Democracies are much richer than non-democracies and their wealth has made them the envy of the world. The close correlation between democracy, high GDP per capita, and economic, military, and cultural power has made modernity appear to be a package deal. When people look at rich, powerful countries they typically see a democracy and they think, “I want that.”
At the same time, however, the academic literature on the causal effect of democracy on growth has shown at best weak results. Here is the all-star team of Acemoglu, Naidu, Restrepo, and Robinson (ungated) in the JPE summarizing:
With the spectacular economic growth under nondemocracy in China, the eclipse of the Arab Spring, and the recent rise of populist politics in Europe and the United States, the view that democratic institutions are at best irrelevant and at worst a hindrance for economic growth has become increasingly popular in both academia and policy discourse. For example, the prominent New York Times columnist Tom Friedman (2009) argues that “one-party non democracy certainly has its drawbacks. But when it is led by a reasonably enlightened group of people, as China is today, it can also have great advantages. That one party can just impose the politically difficult but critically important policies needed to move a society forward in the 21st century. ”Robert Barro (1997, 1) states this view even more boldly: “More political rights do not have an effect on growth.”

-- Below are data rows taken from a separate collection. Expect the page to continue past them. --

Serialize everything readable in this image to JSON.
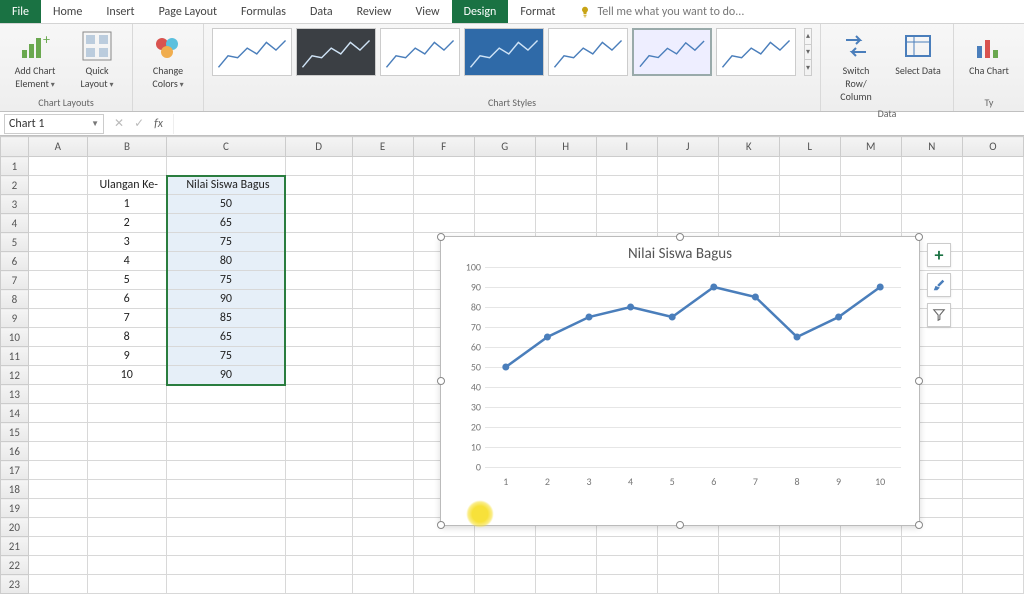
{
  "tabs": {
    "file": "File",
    "items": [
      "Home",
      "Insert",
      "Page Layout",
      "Formulas",
      "Data",
      "Review",
      "View",
      "Design",
      "Format"
    ],
    "active": "Design",
    "tellme": "Tell me what you want to do..."
  },
  "ribbon": {
    "chart_layouts": {
      "label": "Chart Layouts",
      "add_element": "Add Chart Element",
      "quick_layout": "Quick Layout"
    },
    "change_colors": {
      "label": "Change Colors"
    },
    "chart_styles": {
      "label": "Chart Styles"
    },
    "data_group": {
      "label": "Data",
      "switch": "Switch Row/ Column",
      "select": "Select Data"
    },
    "type_group": {
      "label": "Ty",
      "change_chart": "Cha Chart"
    }
  },
  "name_box": "Chart 1",
  "formula_bar": {
    "fx_label": "fx",
    "value": ""
  },
  "columns": [
    "A",
    "B",
    "C",
    "D",
    "E",
    "F",
    "G",
    "H",
    "I",
    "J",
    "K",
    "L",
    "M",
    "N",
    "O"
  ],
  "row_count": 23,
  "table": {
    "header_b": "Ulangan Ke-",
    "header_c": "Nilai Siswa Bagus",
    "rows": [
      {
        "n": "1",
        "v": "50"
      },
      {
        "n": "2",
        "v": "65"
      },
      {
        "n": "3",
        "v": "75"
      },
      {
        "n": "4",
        "v": "80"
      },
      {
        "n": "5",
        "v": "75"
      },
      {
        "n": "6",
        "v": "90"
      },
      {
        "n": "7",
        "v": "85"
      },
      {
        "n": "8",
        "v": "65"
      },
      {
        "n": "9",
        "v": "75"
      },
      {
        "n": "10",
        "v": "90"
      }
    ]
  },
  "chart_data": {
    "type": "line",
    "title": "Nilai Siswa Bagus",
    "categories": [
      "1",
      "2",
      "3",
      "4",
      "5",
      "6",
      "7",
      "8",
      "9",
      "10"
    ],
    "values": [
      50,
      65,
      75,
      80,
      75,
      90,
      85,
      65,
      75,
      90
    ],
    "ylim": [
      0,
      100
    ],
    "ystep": 10,
    "xlabel": "",
    "ylabel": "",
    "series_color": "#4a7ebb"
  }
}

Although some recent contributions estimate a positive effect of democracy on growth, the pessimistic view of the economic implications of democracy is still widely shared. From their review of the academic literature until the mid-2000s, Gerring et al. (2005, 323) conclude that “the net effect of democracy on growth performance cross-nationally over the last five decades is negative or null.”

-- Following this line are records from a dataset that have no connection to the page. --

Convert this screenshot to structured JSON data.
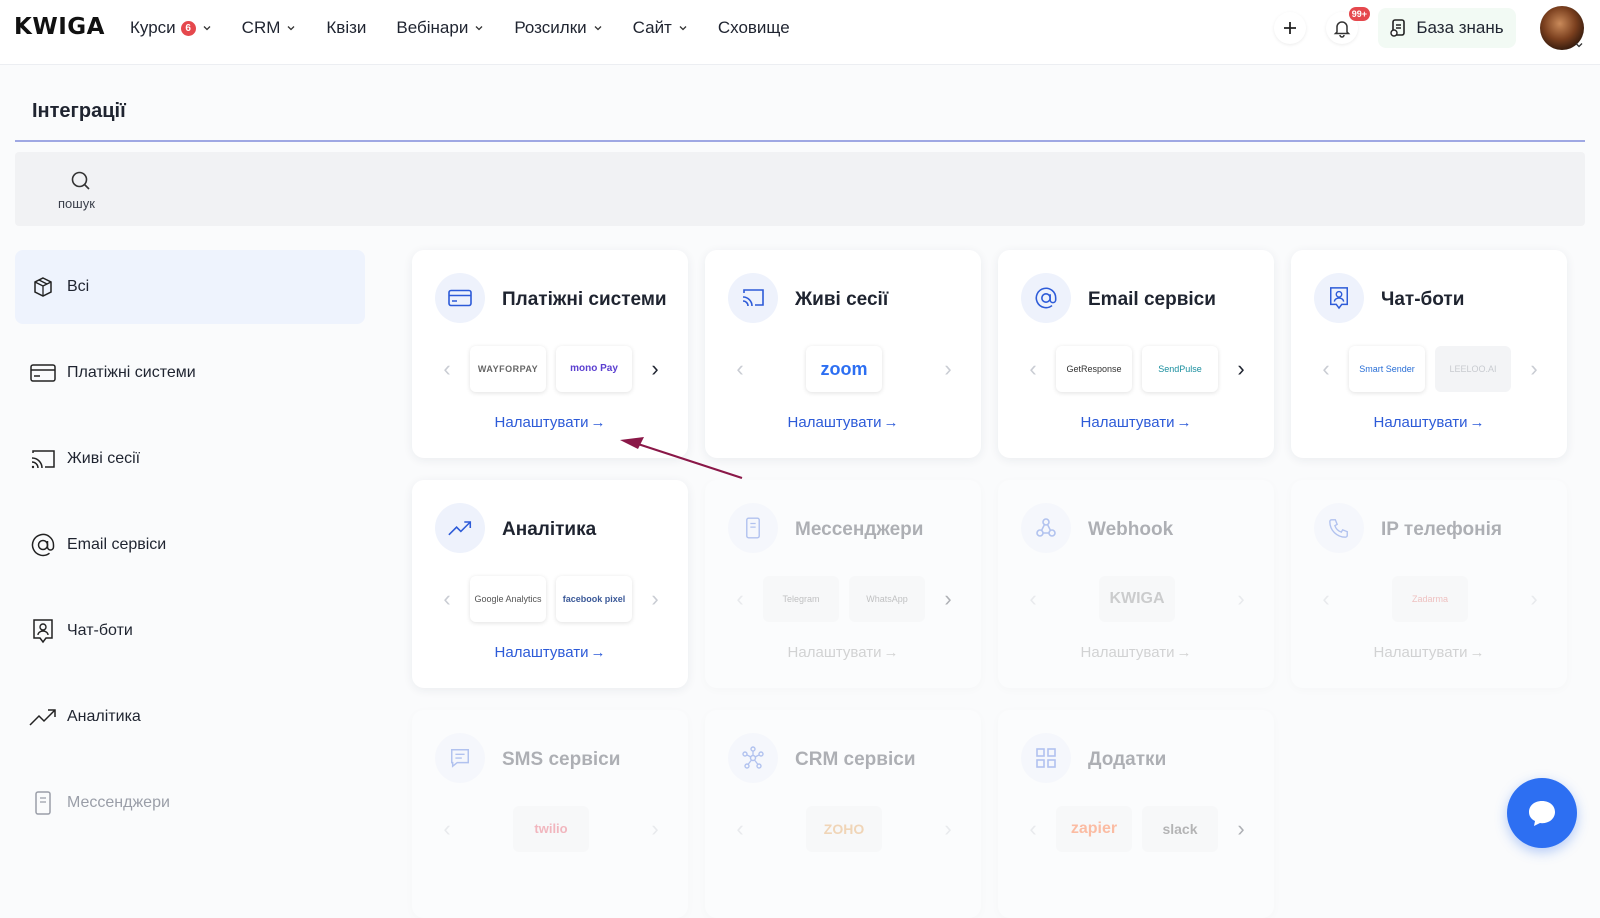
{
  "header": {
    "logo": "KWIGA",
    "nav": [
      {
        "label": "Курси",
        "badge": "6",
        "dropdown": true
      },
      {
        "label": "CRM",
        "dropdown": true
      },
      {
        "label": "Квізи",
        "dropdown": false
      },
      {
        "label": "Вебінари",
        "dropdown": true
      },
      {
        "label": "Розсилки",
        "dropdown": true
      },
      {
        "label": "Сайт",
        "dropdown": true
      },
      {
        "label": "Сховище",
        "dropdown": false
      }
    ],
    "notifications_badge": "99+",
    "knowledge_base_label": "База знань"
  },
  "page": {
    "title": "Інтеграції",
    "search_label": "пошук"
  },
  "sidebar": {
    "items": [
      {
        "label": "Всі",
        "icon": "box-icon",
        "active": true
      },
      {
        "label": "Платіжні системи",
        "icon": "credit-card-icon"
      },
      {
        "label": "Живі сесії",
        "icon": "cast-icon"
      },
      {
        "label": "Email сервіси",
        "icon": "at-sign-icon"
      },
      {
        "label": "Чат-боти",
        "icon": "chat-bot-icon"
      },
      {
        "label": "Аналітика",
        "icon": "trending-up-icon"
      },
      {
        "label": "Мессенджери",
        "icon": "phone-device-icon",
        "muted": true
      }
    ]
  },
  "cards": [
    {
      "title": "Платіжні системи",
      "icon": "credit-card-icon",
      "logos": [
        "WAYFORPAY",
        "mono Pay"
      ],
      "link": "Налаштувати",
      "dim": false,
      "next": true
    },
    {
      "title": "Живі сесії",
      "icon": "cast-icon",
      "logos": [
        "zoom"
      ],
      "link": "Налаштувати",
      "dim": false,
      "next": false
    },
    {
      "title": "Email сервіси",
      "icon": "at-sign-icon",
      "logos": [
        "GetResponse",
        "SendPulse"
      ],
      "link": "Налаштувати",
      "dim": false,
      "next": true
    },
    {
      "title": "Чат-боти",
      "icon": "chat-bot-icon",
      "logos": [
        "Smart Sender",
        "LEELOO.AI"
      ],
      "link": "Налаштувати",
      "dim": false,
      "next": false
    },
    {
      "title": "Аналітика",
      "icon": "trending-up-icon",
      "logos": [
        "Google Analytics",
        "facebook pixel"
      ],
      "link": "Налаштувати",
      "dim": false,
      "next": false
    },
    {
      "title": "Мессенджери",
      "icon": "phone-device-icon",
      "logos": [
        "Telegram",
        "WhatsApp"
      ],
      "link": "Налаштувати",
      "dim": true,
      "next": true
    },
    {
      "title": "Webhook",
      "icon": "webhook-icon",
      "logos": [
        "KWIGA"
      ],
      "link": "Налаштувати",
      "dim": true,
      "next": false
    },
    {
      "title": "IP телефонія",
      "icon": "phone-call-icon",
      "logos": [
        "Zadarma"
      ],
      "link": "Налаштувати",
      "dim": true,
      "next": false
    },
    {
      "title": "SMS сервіси",
      "icon": "message-icon",
      "logos": [
        "twilio"
      ],
      "link": "Налаштувати",
      "dim": true,
      "next": false
    },
    {
      "title": "CRM сервіси",
      "icon": "network-icon",
      "logos": [
        "ZOHO"
      ],
      "link": "Налаштувати",
      "dim": true,
      "next": false
    },
    {
      "title": "Додатки",
      "icon": "grid-icon",
      "logos": [
        "zapier",
        "slack"
      ],
      "link": "Налаштувати",
      "dim": true,
      "next": true
    }
  ],
  "colors": {
    "accent": "#2d5bd8",
    "annotation_arrow": "#8a1848",
    "chat": "#2d6ff2"
  }
}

Acemoglu et al. continue, “In this paper, we challenge this view.” Indeed, using a multitude of sophisticated econometric strategies, Acemoglu et al. conclude “Democracy Does Cause Growth.” In their sample of 175 countries from 1960 to 2010, Acemoglu et al. find that democracies have a GDP per-capita about four times higher than nondemocracies ($2074 v. $8149). (This is uncorrected for time or other factors.) But how much of this difference is explained by democracy? Hardly any. Acemoglu et al. write:
Our estimates imply that a country that transitions from nondemocracy to democracy achieves about 20 percent higher GDP per capita in the next 25 years than a country that remains a nondemocracy.
In other words, if the average nondemocracy in their sample had transitioned to a democracy its GDP per capita would have increased from $2074 to $2489 in 25 years (i.e. this is the causal effect of democracy, ignoring other factors changing over time). Twenty percent is better than nothing and better than dictatorship but it’s weak tea. GDP per capita in the United States is about 20% higher than in Sweden, Denmark or Germany and 40% higher than in France but I don’t see a big demand in those countries to adopt US practices. Indeed, quite the opposite! If we want countries to adopt democracy, twenty percent higher GDP in 25 years is not a big carrot.
As someone who favors democracy as a limit on government abuse, I find this worrying. One optimistic response is that the nondemocracies that adopt the policies necessary to make a nation rich, such as support for property rights, open markets and the free exchange of ideas, may not be such bad places. These beasts, however, appear to be rare. But if they are truly rare there must be more to the democracy-GDP per capita correlation than Acemoglu et al. estimate. So what are they missing? I am uncertain.
If democracies don’t substantially increase growth, why are they rich? Acemoglu et al. don’t spend time on this question but the answer appears to be reverse causality (from wealth to democracy) and the fact that today’s rich democracies adopted capitalism early. But don’t expect the wealth to democracy link to be everywhere and always true, it’s culturally and historically bound. And catch-up is eliminating the benefits of the head start.
If much of the allure of democracy has been higher GDP per capita then the allure has been a mistake of confusing correlation for causation. A fortunate mistake but a mistake. The literature on democracy and growth implies that there is no reason to reject an alternative history in which the world’s leading industrial economy was a nondemocracy. Nor why we could not see some very rich nondemocracies in the future–nondemocracies that would be as on par with the United States as say Sweden, Denmark and Germany are today. If that happens, the case for democracy will look very much weaker than it does now as the correlation between democracy and wealth will be broken and the causal effect more evident even to those without sophisticated econometrics.